Looking through the National Museum of African American History and Culture (NMAAHC) online collection, I was reminded of the importance of context for objects in museums. I scanned through the website and found recognizable and yet unrecognizable names and events. For those objects that caught my eye, I would turn to Google search to learn more because context provided a better understanding of the object’s story. During this search for one object, I found it only made me want to visit the museum even more to not only see the authentic object but also understand why one object might be placed in a specific exhibit and placed to other particular object. Even though there are connections through the online labels and tags, I am still curious about the themes and big idea.
For my object (as shown below), I choose the “Map of the Hydrographical Basin of the Upper Mississippi River.”
I was looking under the “American West” section on the NMAAHC website and noticed in the object list drop down menu there was one map in this section. The map popped up and I noticed dark blotches on the middle of the map immediately. At first glance, I thought this was due to the geography of this certain location, i.e. indicating important land masses. I clicked on the title object for more about this map. I was very surprised to learn that the blotches were blood stains. Now, I had a different lens when looking at this map with the object title “Bloodstained map from Bleeding Kansas-era.” I clicked on the larger image of the map to get a closer look and then referred back at the label to see if I could learn more about the history of the map. At the bottom of the webpage, there was a brief paragraph on who owned this map and who made it.
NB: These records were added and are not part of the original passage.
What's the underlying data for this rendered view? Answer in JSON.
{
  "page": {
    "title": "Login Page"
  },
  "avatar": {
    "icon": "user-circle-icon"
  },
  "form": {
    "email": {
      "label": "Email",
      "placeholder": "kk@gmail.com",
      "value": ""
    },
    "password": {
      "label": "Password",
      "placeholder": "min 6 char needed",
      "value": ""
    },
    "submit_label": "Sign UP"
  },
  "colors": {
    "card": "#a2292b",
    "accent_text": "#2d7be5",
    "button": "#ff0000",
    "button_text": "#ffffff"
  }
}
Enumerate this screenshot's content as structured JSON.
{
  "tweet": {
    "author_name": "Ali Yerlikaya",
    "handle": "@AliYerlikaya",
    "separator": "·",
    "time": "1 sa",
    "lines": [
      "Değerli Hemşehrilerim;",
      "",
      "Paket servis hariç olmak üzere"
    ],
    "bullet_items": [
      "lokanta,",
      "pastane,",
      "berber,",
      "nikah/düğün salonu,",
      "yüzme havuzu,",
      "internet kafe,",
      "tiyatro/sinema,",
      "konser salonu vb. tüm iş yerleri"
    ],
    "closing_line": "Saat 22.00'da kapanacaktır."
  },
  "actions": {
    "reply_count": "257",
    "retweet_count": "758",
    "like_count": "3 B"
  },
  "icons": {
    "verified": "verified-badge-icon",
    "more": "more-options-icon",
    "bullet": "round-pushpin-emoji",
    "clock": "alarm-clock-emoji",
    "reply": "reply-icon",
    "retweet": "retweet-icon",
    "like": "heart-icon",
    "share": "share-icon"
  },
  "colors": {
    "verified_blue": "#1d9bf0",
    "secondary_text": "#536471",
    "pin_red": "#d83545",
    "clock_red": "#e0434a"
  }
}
This map has three stories now: it captures the geography of the Upper Mississippi River in the 19th century, provides a glimpse into the work of a French mapmaker by the name of J.N. Nicollet now, and, most compelling to me, the story of an abolitionist, David Starr Hoyt, who was murdered by “pro-slavery forces” in 1856. Many questions started to pop up after reading the caption. Why was Hoyt carrying the map? Was this the only possession of Hoyt’s that survived during this murder? Who collected it and where was it stored? What was happening in Kansas to earn the “Bleeding Kansas-era” distinction in the title? I am drawn to this map with many layers. I hope I can learn more about the life of David Starr Hoyt and look forward to seeing this object in-person.